No question, I love my Lamy fountain pens. I’ve been using a Safari since December of last year, and a 2000 since March of this year. Both pens have brought nothing but complete satisfaction and continued admiration for Lamy design and engineering. True, I am not the biggest fan of steel nibs, but I’ve adjusted to my Lamy nibs over the course of using them. I have great respect for designers Wolfgang Fabian (Safari) and Gert Müller (2000), and am also a big fan of the Bauhaus principles of functionalism and simplicity.
The spotlight here is on what some call the upscale Safari, the pen introduced by Lamy in 1997, the AL-Star. Anyone looking at the AL-Star will see immediately that it bears close resemblance to the hugely successful Lamy Safari. The AL-Star was in fact designed by the same Wolfgang Fabian of Lamy fame. But he has made two noticeable shifts in the AL-Star design, perhaps both in the hope of giving the pen a high-tech look and feel. Side by side, the AL-Star is bigger than the Safari, but not in length, and not in weight. It’s the diameter that is bigger, and a close look at the caps end-on makes clear the difference in size. The other shift comes in the material. Unlike the Safari, which is crafted in plastic, the AL-Star is lightweight durable aluminum. I have the polished matte aluminum model, but it also comes in five other colors: coffee, blue, graphite, green and ocean blue. As for the shift to durable lightweight aluminum, Lamy indicated that they hoped to link the AL-Star with the prestige of high-tech industry. I would say they succeeded in that. Certainly, the designer has achieved the look and feel of high-tech. Despite the almost 100 year history of Bauhaus design as envisioned by Walter Gropius, the Lamy design looks as fresh as tomorrow’s bread.

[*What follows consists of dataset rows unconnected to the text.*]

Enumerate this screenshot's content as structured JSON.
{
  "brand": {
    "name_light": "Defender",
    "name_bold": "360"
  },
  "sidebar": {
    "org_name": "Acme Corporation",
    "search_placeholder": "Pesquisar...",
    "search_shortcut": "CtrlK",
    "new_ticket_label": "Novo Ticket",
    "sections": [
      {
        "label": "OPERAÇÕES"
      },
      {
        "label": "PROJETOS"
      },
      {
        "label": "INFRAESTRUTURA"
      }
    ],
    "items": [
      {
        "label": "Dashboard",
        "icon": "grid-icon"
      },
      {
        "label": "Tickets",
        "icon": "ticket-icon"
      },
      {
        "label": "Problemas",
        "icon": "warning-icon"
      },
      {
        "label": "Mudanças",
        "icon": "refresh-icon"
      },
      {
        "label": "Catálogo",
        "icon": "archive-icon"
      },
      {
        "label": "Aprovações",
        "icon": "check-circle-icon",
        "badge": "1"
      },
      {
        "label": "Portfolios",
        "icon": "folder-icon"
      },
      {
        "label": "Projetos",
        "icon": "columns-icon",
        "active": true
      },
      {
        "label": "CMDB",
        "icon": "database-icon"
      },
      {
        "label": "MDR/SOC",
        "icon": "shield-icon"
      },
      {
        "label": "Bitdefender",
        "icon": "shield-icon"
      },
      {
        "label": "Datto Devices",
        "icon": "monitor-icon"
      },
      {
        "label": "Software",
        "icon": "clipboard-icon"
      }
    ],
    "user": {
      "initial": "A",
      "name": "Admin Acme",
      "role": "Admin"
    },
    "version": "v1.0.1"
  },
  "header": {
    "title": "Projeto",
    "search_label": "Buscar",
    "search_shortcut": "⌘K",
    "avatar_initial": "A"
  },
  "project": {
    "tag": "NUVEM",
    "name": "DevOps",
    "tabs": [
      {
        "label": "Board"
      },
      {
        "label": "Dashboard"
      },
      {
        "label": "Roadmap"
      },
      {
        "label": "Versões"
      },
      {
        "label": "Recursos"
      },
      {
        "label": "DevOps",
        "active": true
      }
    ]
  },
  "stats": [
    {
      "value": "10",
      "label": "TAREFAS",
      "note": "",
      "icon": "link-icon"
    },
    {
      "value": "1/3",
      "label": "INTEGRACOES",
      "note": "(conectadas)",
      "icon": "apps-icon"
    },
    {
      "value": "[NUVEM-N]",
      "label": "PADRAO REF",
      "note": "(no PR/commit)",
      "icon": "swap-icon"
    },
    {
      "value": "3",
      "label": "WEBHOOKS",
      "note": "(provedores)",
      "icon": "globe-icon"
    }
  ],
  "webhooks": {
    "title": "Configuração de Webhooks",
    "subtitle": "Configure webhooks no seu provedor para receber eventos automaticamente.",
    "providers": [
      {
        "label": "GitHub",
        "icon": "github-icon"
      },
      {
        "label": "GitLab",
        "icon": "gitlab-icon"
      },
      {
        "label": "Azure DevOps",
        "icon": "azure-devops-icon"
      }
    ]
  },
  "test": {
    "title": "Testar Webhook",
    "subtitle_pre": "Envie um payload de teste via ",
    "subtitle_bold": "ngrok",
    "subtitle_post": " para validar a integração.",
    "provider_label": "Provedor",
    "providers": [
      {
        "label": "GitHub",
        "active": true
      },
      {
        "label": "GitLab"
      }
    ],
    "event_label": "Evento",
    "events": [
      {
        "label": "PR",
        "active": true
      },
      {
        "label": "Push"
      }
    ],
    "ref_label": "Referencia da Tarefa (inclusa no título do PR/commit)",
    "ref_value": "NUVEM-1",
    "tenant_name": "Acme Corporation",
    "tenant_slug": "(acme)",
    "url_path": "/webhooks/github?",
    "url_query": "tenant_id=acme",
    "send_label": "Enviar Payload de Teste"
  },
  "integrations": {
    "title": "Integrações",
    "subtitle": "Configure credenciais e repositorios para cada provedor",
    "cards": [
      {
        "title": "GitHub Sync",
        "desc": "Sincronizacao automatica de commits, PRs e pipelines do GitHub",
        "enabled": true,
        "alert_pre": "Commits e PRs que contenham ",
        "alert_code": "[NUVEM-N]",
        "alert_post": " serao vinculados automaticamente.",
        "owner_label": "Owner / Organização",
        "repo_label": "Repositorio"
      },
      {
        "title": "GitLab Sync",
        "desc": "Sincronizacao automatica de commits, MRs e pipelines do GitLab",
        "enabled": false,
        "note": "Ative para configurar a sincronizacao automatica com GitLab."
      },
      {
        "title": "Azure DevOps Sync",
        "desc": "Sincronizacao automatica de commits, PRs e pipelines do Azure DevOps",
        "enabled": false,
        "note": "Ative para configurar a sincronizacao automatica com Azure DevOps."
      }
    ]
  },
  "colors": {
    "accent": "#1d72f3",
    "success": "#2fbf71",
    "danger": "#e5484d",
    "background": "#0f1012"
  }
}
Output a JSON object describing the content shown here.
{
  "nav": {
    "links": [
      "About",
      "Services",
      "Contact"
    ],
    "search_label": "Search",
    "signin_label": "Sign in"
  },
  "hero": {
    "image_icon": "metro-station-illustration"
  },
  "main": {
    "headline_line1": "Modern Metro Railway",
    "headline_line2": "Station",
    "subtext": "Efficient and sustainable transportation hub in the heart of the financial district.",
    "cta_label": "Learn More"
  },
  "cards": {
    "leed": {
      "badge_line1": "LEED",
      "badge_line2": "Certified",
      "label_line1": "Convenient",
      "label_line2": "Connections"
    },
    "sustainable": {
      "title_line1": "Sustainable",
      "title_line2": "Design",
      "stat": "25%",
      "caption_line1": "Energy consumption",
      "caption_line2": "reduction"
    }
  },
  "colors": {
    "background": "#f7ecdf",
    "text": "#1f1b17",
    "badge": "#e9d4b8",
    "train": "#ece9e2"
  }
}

Consider the ergonomic design of the AL-Star’s grip. Unlike the upper body, the grip is made of smoky-transparent plastic and ends in sculpted finger pads. The pen is amazingly comfortable in the hand, and at the same time provides grip-guidance for young, inexperienced users. Here again they succeeded, if we are to believe the Lamy label, which calls it “The most successful young person’s pen on the market.”
Like the Safari, the AL-Star measures 5.5 inches capped, and at 6.7 inches posted, is slightly longer than the Safari. The nib on the AL-Star is black chromium-plated stainless steel. It comes in extra fine, fine, medium and broad. The cap does not screw on, but clicks into place, and posted maintains a strong airtight seal. The top of the cap has cross-shaped slots cut into a black plastic disc, almost like a Phillips-head screw. I inserted a dime and turned it, but nothing happened. The clip is a repeat of the Safari design, black painted spring brass wire in the distinctive broad upturned design. The pen takes either cartridge or converter and the barrel has an ink window, which I find somewhat hard to read in terms of ink level.
Overall, the AL-Star is a tough and rugged design, with young users in mind, and only slightly expensive for a start up pen. It lists for about $40, but a better price is available from several dealers. I call the pen slightly expensive because the best priced start up pen in my opinion, is the Pelikano Junior for about $10-12.
Performance wise, the AL-Star is okay, but I am more comfortable with a medium nib, and feel the scratchiness of a fine steel nib a little bothersome. My other Lamy pens are medium and the feeling is smoother, more comfortable, providing a better flow of ink. Writing with a full cartridge I still get the feeling that the ink is low. Little wetness to the fine nib on an AL-Star. Unless you have a real bond with fine nibs, I recommend a medium. Hard for me to imagine what the AL-Star extra fine nib must be like.
Considered all around, I have to echo other opinions and say that the Lamy AL-Star represents good design, good engineering and strong manufacture. Great pen for a high school student.